Kevorkian attorney says dead body in car was message to doctors

SOUTHFIELD, Mich. (AP) Leaving a woman's body in a hospital parking lot was Dr. Jack Kevorkian's way of telling doctors to support his push for physician-assisted suicide, his attorney said.

''Prosecutor, get out; police, get out,'' attorney Geoffrey Fieger said Monday. ''Doctors at Beaumont Hospital, come on in. Step up. That's what we're saying.''

Esther Cohan, a 46-year-old former secretary who suffered from multiple sclerosis, was found dead Monday in the back seat of an old car parked outside William Beaumont Hospital in Royal Oak, a Detroit suburb.

Cohan, who lived in Skokie, Ill., died of carbon monoxide poisoning, said Oakland County Medical Examiner L.J. Dragovic, who ruled the death a homicide.

Her death was at least the 25th Kevorkian attended since 1990.

''As things went from bad to worse and I was nothing more than a bed veg, I knew it was time to say, 'See ya,' '' Cohan wrote in an Aug. 9 letter addressed ''to all.''

Her sister, Judy Cohan, who also attended the death, said Cohan backed Kevorkian even before her condition worsened 15 months ago. By then she had stopped working and could no longer even go to the bathroom unaided, her sister said.

Esther Cohan wanted ''to make a statement,'' her sister said. ''This was what she wanted and she was given the option to back out several times, and she refused.''

Kevorkian, who lost his medical license during his crusade, faces possible murder charges. The prosecutor's office said a decision on the Cohan case would await the police investigation.

Dr. Nancy Dickey, who serves on the board of the American Medical Association, said her group wants Kevorkian prosecuted. ''There is a fine, but definite line beyond which physicians should not go in actively taking a patient's life,'' she said.

A state ban on assisted suicide enacted in 1993 to stop Kevorkian was ruled unconstitutional on various grounds by lower courts. But the Michigan Supreme Court ruled last year that the Constitution does not include a right to assisted suicide, and that aiding suicide could be prosecuted under state common law. The U.S. Supreme Court refused to consider Kevorkian's appeal.

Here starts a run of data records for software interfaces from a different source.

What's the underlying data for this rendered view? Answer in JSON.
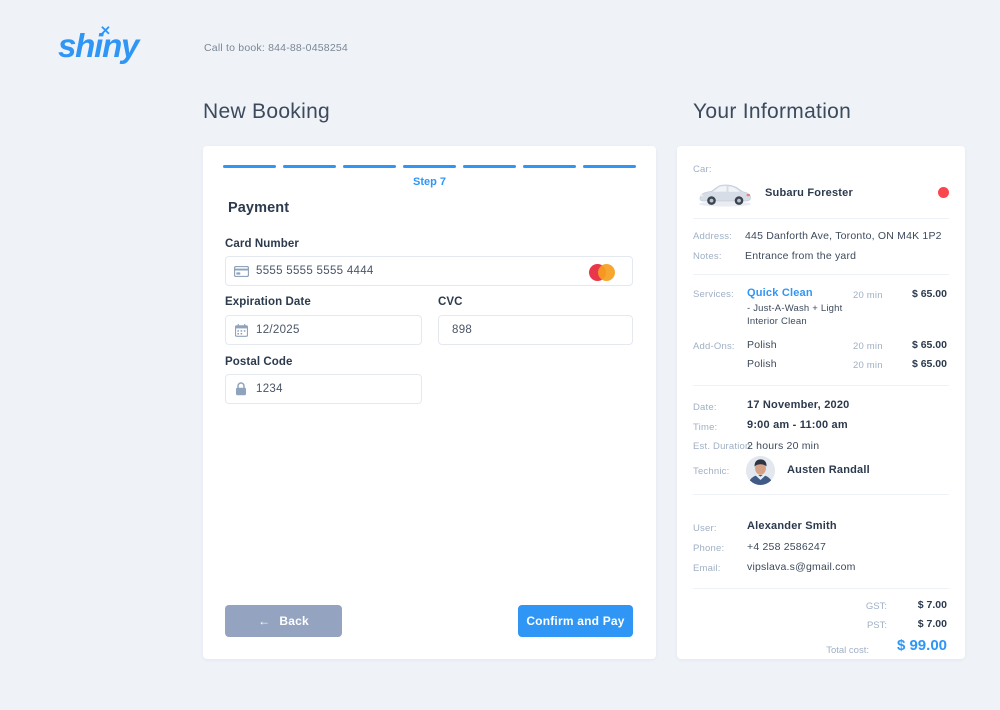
{
  "header": {
    "logo_text": "shiny",
    "logo_spark": "sparkle-icon",
    "call_to_book": "Call to book: 844-88-0458254"
  },
  "sections": {
    "booking_title": "New  Booking",
    "info_title": "Your Information"
  },
  "form": {
    "step_label": "Step 7",
    "steps_total": 7,
    "steps_complete": 7,
    "title": "Payment",
    "fields": {
      "card_number": {
        "label": "Card Number",
        "value": "5555 5555 5555 4444",
        "icon": "credit-card-icon",
        "brand": "mastercard"
      },
      "expiration": {
        "label": "Expiration Date",
        "value": "12/2025",
        "icon": "calendar-icon"
      },
      "cvc": {
        "label": "CVC",
        "value": "898"
      },
      "postal": {
        "label": "Postal Code",
        "value": "1234",
        "icon": "lock-icon"
      }
    },
    "buttons": {
      "back": "Back",
      "back_icon": "arrow-left-icon",
      "confirm": "Confirm and Pay"
    }
  },
  "summary": {
    "car": {
      "key": "Car:",
      "name": "Subaru Forester",
      "color": "#f8474f"
    },
    "address": {
      "key": "Address:",
      "value": "445 Danforth Ave, Toronto, ON M4K 1P2"
    },
    "notes": {
      "key": "Notes:",
      "value": "Entrance from the yard"
    },
    "services": {
      "key": "Services:",
      "name": "Quick Clean",
      "description_line1": "- Just-A-Wash + Light",
      "description_line2": "Interior Clean",
      "duration": "20 min",
      "price": "$ 65.00"
    },
    "addons": {
      "key": "Add-Ons:",
      "items": [
        {
          "name": "Polish",
          "duration": "20 min",
          "price": "$ 65.00"
        },
        {
          "name": "Polish",
          "duration": "20 min",
          "price": "$ 65.00"
        }
      ]
    },
    "date": {
      "key": "Date:",
      "value": "17 November, 2020"
    },
    "time": {
      "key": "Time:",
      "value": "9:00 am - 11:00 am"
    },
    "duration": {
      "key": "Est. Duration:",
      "value": "2 hours 20 min"
    },
    "technician": {
      "key": "Technic:",
      "name": "Austen Randall"
    },
    "user": {
      "key": "User:",
      "value": "Alexander Smith"
    },
    "phone": {
      "key": "Phone:",
      "value": "+4 258 2586247"
    },
    "email": {
      "key": "Email:",
      "value": "vipslava.s@gmail.com"
    },
    "totals": {
      "gst_key": "GST:",
      "gst_value": "$ 7.00",
      "pst_key": "PST:",
      "pst_value": "$ 7.00",
      "total_key": "Total cost:",
      "total_value": "$ 99.00"
    }
  },
  "colors": {
    "accent": "#2f96f6",
    "background": "#eff3f8",
    "muted": "#94a3bf",
    "danger": "#f8474f"
  }
}
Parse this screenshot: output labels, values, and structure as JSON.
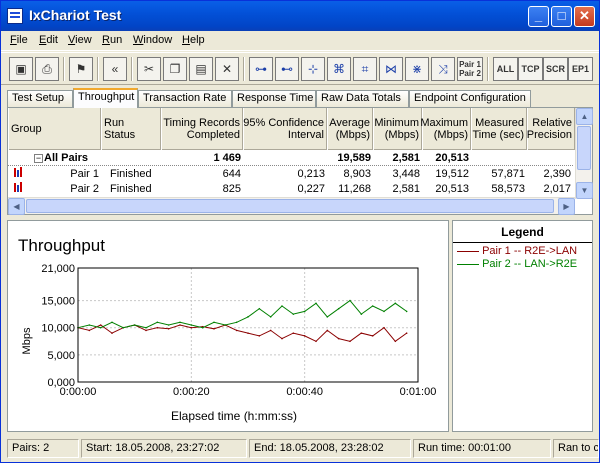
{
  "window": {
    "title": "IxChariot Test"
  },
  "menu": [
    "File",
    "Edit",
    "View",
    "Run",
    "Window",
    "Help"
  ],
  "toolbar": {
    "pair_label": "Pair 1\nPair 2",
    "all": "ALL",
    "tcp": "TCP",
    "scr": "SCR",
    "ep1": "EP1"
  },
  "tabs": [
    "Test Setup",
    "Throughput",
    "Transaction Rate",
    "Response Time",
    "Raw Data Totals",
    "Endpoint Configuration"
  ],
  "active_tab": "Throughput",
  "grid": {
    "headers": {
      "group": "Group",
      "run_status": "Run Status",
      "timing_records": "Timing Records\nCompleted",
      "confidence": "95% Confidence\nInterval",
      "average": "Average\n(Mbps)",
      "minimum": "Minimum\n(Mbps)",
      "maximum": "Maximum\n(Mbps)",
      "measured_time": "Measured\nTime (sec)",
      "relative_precision": "Relative\nPrecision"
    },
    "all_pairs": {
      "label": "All Pairs",
      "records": "1 469",
      "average": "19,589",
      "minimum": "2,581",
      "maximum": "20,513"
    },
    "rows": [
      {
        "pair": "Pair 1",
        "status": "Finished",
        "records": "644",
        "ci": "0,213",
        "avg": "8,903",
        "min": "3,448",
        "max": "19,512",
        "time": "57,871",
        "prec": "2,390"
      },
      {
        "pair": "Pair 2",
        "status": "Finished",
        "records": "825",
        "ci": "0,227",
        "avg": "11,268",
        "min": "2,581",
        "max": "20,513",
        "time": "58,573",
        "prec": "2,017"
      }
    ]
  },
  "chart_data": {
    "type": "line",
    "title": "Throughput",
    "xlabel": "Elapsed time (h:mm:ss)",
    "ylabel": "Mbps",
    "xlim": [
      0,
      60
    ],
    "ylim": [
      0,
      21000
    ],
    "x_ticks": [
      "0:00:00",
      "0:00:20",
      "0:00:40",
      "0:01:00"
    ],
    "y_ticks": [
      "0,000",
      "5,000",
      "10,000",
      "15,000",
      "21,000"
    ],
    "y_tick_values": [
      0,
      5000,
      10000,
      15000,
      21000
    ],
    "grid": true,
    "series": [
      {
        "name": "Pair 1 -- R2E->LAN",
        "color": "#8b0000",
        "x": [
          0,
          2,
          4,
          6,
          8,
          10,
          12,
          14,
          16,
          18,
          20,
          22,
          24,
          26,
          28,
          30,
          32,
          34,
          36,
          38,
          40,
          42,
          44,
          46,
          48,
          50,
          52,
          54,
          56,
          58
        ],
        "values": [
          10000,
          9500,
          10500,
          9000,
          10000,
          10500,
          9500,
          10000,
          9800,
          10500,
          10000,
          10200,
          9800,
          10500,
          9500,
          9000,
          8500,
          9500,
          8000,
          9000,
          8500,
          7500,
          9500,
          8000,
          7500,
          9000,
          8500,
          10000,
          7500,
          9000
        ]
      },
      {
        "name": "Pair 2 -- LAN->R2E",
        "color": "#008000",
        "x": [
          0,
          2,
          4,
          6,
          8,
          10,
          12,
          14,
          16,
          18,
          20,
          22,
          24,
          26,
          28,
          30,
          32,
          34,
          36,
          38,
          40,
          42,
          44,
          46,
          48,
          50,
          52,
          54,
          56,
          58
        ],
        "values": [
          10000,
          10500,
          10000,
          11000,
          10000,
          10500,
          10000,
          11000,
          10500,
          11000,
          10500,
          10000,
          11000,
          10500,
          11000,
          12000,
          13500,
          12000,
          14000,
          12500,
          13000,
          14500,
          12000,
          13500,
          15000,
          12500,
          14000,
          13000,
          14500,
          13000
        ]
      }
    ],
    "legend_title": "Legend",
    "legend_position": "right"
  },
  "status": {
    "pairs": "Pairs: 2",
    "start": "Start: 18.05.2008, 23:27:02",
    "end": "End: 18.05.2008, 23:28:02",
    "run_time": "Run time: 00:01:00",
    "ran_to": "Ran to c"
  }
}
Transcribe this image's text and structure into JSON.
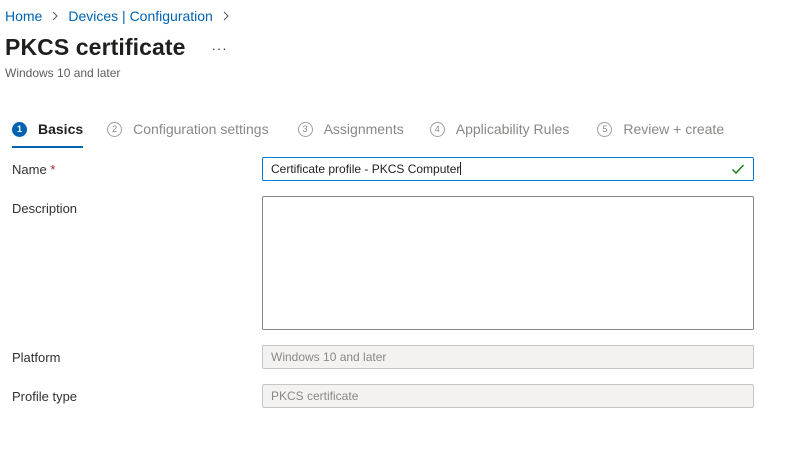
{
  "breadcrumb": {
    "items": [
      "Home",
      "Devices | Configuration"
    ]
  },
  "header": {
    "title": "PKCS certificate",
    "more_label": "···",
    "subtitle": "Windows 10 and later"
  },
  "wizard": {
    "steps": [
      {
        "number": "1",
        "label": "Basics",
        "active": true
      },
      {
        "number": "2",
        "label": "Configuration settings",
        "active": false
      },
      {
        "number": "3",
        "label": "Assignments",
        "active": false
      },
      {
        "number": "4",
        "label": "Applicability Rules",
        "active": false
      },
      {
        "number": "5",
        "label": "Review + create",
        "active": false
      }
    ]
  },
  "form": {
    "name": {
      "label": "Name",
      "required_marker": "*",
      "value": "Certificate profile - PKCS Computer",
      "valid": true
    },
    "description": {
      "label": "Description",
      "value": ""
    },
    "platform": {
      "label": "Platform",
      "value": "Windows 10 and later"
    },
    "profile_type": {
      "label": "Profile type",
      "value": "PKCS certificate"
    }
  },
  "colors": {
    "accent": "#0063b1",
    "focus_border": "#0078d4",
    "valid_check": "#107c10",
    "required": "#a4262c"
  }
}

On Monday, a bill to permit assisted suicide was filed by state Sen. James Berryman. If passed by the Legislature, it would go to voters as a 1996 ballot measure.

Read Next Article